DATA FOR REVIEW START
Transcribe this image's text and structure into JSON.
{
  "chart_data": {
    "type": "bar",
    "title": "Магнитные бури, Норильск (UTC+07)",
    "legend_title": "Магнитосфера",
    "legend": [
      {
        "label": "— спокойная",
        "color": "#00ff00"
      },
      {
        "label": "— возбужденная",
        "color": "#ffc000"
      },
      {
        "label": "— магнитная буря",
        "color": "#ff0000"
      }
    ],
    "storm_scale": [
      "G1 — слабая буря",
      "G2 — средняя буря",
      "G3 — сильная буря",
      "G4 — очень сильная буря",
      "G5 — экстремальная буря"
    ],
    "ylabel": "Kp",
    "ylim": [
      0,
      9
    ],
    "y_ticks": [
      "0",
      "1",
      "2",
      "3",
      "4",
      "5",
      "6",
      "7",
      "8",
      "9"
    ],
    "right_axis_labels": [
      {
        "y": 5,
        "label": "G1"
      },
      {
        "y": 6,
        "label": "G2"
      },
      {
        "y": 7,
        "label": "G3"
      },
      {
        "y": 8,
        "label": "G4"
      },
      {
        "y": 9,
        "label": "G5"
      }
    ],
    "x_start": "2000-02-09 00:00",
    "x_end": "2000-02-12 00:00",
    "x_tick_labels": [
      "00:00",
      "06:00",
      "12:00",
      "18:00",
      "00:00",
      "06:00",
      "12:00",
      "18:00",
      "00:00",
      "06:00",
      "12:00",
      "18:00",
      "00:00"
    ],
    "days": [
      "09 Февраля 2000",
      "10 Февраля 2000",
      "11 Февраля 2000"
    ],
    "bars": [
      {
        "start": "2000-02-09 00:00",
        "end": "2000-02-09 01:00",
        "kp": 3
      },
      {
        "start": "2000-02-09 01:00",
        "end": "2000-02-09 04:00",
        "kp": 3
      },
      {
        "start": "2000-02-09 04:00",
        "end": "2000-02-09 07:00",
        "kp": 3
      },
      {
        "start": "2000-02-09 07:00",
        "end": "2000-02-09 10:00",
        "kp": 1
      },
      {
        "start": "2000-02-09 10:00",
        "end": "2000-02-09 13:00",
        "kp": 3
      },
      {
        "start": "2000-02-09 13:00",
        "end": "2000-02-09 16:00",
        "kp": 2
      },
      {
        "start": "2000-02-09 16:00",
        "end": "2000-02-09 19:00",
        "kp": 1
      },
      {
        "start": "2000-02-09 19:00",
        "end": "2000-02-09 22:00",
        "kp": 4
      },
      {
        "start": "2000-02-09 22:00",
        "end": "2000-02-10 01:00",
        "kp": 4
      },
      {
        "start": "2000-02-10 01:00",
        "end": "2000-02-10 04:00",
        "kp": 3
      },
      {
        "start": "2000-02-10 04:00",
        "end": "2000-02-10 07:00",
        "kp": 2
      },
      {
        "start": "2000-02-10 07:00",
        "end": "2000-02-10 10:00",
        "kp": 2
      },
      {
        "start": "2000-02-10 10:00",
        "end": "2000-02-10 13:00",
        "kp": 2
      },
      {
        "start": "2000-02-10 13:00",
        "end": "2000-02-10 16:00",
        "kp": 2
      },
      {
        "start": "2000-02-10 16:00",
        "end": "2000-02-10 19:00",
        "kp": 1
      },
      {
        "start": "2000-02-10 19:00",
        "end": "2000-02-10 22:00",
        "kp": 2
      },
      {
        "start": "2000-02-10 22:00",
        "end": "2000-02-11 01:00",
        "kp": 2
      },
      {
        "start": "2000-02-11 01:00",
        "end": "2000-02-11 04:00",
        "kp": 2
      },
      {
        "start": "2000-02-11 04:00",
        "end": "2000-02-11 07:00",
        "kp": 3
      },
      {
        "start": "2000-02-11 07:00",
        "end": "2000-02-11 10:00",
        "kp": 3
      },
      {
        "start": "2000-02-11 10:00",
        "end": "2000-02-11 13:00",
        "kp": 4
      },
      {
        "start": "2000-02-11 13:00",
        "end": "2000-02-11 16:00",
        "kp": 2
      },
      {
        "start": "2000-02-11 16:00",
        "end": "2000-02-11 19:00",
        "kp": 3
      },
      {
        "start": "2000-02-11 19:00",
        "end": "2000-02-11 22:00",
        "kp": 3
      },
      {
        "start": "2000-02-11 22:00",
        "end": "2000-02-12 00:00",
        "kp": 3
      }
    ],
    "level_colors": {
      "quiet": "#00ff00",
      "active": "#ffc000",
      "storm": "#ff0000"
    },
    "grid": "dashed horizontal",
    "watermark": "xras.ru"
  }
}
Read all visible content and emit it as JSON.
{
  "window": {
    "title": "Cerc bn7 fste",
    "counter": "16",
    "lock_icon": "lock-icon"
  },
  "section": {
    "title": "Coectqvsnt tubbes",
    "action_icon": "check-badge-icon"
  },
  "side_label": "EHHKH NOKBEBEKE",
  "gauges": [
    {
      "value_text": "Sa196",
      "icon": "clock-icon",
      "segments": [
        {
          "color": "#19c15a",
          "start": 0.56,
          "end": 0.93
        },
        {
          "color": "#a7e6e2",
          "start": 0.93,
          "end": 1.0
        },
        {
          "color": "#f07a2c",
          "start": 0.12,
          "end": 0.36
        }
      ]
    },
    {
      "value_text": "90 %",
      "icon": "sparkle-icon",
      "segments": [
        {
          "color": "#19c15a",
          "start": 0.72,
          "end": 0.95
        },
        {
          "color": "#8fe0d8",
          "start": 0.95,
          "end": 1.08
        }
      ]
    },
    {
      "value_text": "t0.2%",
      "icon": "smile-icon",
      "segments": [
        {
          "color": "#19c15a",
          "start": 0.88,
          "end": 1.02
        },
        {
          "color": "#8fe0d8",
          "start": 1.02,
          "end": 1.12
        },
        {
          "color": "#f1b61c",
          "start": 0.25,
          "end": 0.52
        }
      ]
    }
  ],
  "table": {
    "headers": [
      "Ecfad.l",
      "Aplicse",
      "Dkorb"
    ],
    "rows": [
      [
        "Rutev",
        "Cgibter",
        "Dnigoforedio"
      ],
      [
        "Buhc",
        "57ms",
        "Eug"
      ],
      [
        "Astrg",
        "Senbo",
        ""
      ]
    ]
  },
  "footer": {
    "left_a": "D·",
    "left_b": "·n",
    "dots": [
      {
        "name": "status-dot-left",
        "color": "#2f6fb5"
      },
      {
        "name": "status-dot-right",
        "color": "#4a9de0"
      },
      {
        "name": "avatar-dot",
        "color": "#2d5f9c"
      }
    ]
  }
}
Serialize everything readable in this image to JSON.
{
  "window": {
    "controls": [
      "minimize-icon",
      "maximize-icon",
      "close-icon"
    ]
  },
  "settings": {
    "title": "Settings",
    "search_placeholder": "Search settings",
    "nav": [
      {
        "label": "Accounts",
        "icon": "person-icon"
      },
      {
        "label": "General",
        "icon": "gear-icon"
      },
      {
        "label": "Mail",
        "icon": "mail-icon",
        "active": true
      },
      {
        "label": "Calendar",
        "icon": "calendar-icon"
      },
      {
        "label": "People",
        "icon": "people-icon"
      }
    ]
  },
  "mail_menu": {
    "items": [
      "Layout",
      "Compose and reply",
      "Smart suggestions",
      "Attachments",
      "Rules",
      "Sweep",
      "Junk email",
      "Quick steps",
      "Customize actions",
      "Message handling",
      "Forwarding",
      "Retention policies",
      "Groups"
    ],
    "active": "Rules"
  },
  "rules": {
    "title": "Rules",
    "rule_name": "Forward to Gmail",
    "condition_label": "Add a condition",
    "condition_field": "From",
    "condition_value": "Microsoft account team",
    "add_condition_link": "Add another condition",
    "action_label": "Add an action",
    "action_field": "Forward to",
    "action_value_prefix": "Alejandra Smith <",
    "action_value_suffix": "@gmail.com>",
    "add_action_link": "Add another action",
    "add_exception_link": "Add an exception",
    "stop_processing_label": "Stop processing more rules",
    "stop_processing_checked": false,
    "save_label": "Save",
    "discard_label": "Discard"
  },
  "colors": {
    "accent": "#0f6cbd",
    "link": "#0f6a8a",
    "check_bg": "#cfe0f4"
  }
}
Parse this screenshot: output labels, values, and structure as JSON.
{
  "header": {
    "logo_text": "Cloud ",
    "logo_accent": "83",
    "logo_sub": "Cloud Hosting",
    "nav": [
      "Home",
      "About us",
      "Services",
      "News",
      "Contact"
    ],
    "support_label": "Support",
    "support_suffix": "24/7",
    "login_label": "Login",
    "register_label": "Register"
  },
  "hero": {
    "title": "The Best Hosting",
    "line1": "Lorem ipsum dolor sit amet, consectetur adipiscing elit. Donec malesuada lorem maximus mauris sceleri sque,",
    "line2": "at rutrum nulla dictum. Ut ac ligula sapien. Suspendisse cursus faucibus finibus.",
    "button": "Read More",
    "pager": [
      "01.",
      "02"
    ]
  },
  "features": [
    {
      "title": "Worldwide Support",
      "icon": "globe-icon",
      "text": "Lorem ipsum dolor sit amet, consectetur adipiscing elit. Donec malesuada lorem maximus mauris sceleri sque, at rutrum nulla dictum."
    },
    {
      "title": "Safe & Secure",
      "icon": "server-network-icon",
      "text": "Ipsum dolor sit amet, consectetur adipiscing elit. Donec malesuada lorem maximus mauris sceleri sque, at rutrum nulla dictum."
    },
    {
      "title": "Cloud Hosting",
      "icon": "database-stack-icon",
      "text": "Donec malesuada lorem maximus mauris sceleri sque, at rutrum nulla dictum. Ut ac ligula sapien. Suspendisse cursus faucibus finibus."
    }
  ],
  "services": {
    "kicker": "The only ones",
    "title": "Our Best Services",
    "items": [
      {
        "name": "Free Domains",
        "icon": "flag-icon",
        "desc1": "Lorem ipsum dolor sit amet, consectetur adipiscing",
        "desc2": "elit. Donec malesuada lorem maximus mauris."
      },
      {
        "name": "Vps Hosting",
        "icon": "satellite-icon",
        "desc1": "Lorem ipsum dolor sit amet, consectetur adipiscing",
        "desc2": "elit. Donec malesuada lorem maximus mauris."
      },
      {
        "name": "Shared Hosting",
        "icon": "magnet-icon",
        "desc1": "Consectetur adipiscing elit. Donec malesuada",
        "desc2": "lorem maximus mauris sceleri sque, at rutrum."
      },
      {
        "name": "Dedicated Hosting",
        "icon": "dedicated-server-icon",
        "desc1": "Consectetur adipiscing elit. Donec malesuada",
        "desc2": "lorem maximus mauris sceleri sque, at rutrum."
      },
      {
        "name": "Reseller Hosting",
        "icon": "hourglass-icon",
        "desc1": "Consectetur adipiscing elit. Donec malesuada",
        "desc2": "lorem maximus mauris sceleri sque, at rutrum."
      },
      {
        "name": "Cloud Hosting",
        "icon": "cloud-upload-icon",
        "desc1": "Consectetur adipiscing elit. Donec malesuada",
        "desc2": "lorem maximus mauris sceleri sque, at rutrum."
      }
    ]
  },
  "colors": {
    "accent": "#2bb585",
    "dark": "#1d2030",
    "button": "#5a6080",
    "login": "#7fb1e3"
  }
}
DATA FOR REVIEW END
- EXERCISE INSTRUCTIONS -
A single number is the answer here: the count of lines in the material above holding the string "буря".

- YOUR SOLUTION -
6